Personally, I love shopping for yarn. It’s a creative process in itself to choose colors for a project and find just the right yarn. It is deeply satisfying to have a stash of yarn you know will soon be something useful, that you made, that will hopefully become a family heirloom or just a treasured accessory. Gift-giving takes on a new, more personal tone when you have spent hours making something for someone that you love.
The process of yarn work takes concentration, skill, counting, and problem-solving. It sounds daunting, but it makes me so happy to figure out a new stitch. For easier projects, the repetition and busyness of it keeps my mind occupied and truly, makes me very happy and calm. There are so many videos on Youtube and tutorials all over the web – it is easier than ever to pick up this healing hobby.

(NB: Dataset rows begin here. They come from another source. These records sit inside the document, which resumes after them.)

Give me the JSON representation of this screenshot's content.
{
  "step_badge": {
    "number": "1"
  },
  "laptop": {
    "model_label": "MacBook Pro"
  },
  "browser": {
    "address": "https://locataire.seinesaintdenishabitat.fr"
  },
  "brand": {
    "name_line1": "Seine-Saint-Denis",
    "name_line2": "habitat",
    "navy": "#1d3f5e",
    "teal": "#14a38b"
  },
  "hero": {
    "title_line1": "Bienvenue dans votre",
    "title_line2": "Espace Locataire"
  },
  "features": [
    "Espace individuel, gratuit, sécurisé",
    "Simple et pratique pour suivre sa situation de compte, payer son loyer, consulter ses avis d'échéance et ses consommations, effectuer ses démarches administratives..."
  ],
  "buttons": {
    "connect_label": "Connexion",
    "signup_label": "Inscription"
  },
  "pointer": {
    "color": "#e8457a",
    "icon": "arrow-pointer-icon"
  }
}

I stumbled on the mental benefits of crocheting by accident. I have depression and anxiety, and had not done any yarn work for years. I decided this year to pick it up again and immediately noticed an improvement in my mental health. When I would take a day off, I felt the depression creeping back in. I would work a few rows and I strangely had an almost immediate improvement. I can’t say that it will work like this for everyone, but it is most definitely worth a try. I am still taking my medication, still doing all the other things I do to help myself, and with this addition, I may have actually found a way for true relief.
You may have noticed one of the British divers, Tom Daley, at the Tokyo Olympics knitting in the stands. He says it helped him stay sane under the pressure of performance. Instead of letting his mind be overwhelmed by the stress and anxiety to be the best as he waited for his turn, he instead calmed his mind with the repetitious and creative process of knitting. As someone with anxiety knows, the pressure to perform, and having to wait to do so, it overwhelming at times. Tom is self-soothing with this timeless hobby.
The Craft Yarn Council has a group called #stitchaweaythestress, where they provide happy projects to work on and provide some shocking statistics – 85% of yarn workers experience reduced stress, and 93% experience a feeling of accomplishment. Check out their page where they provide basics for getting started crocheting or knitting!
Yarn work is in no way meant to replace mental health counseling, and certainly not meant to replace any medication you may be on. But you may find that it is an excellent addition to your mental health work in general. The staff at Cornerstone are here for you, to help you care for your mental health, just as you would your physical health. Remember, you matter.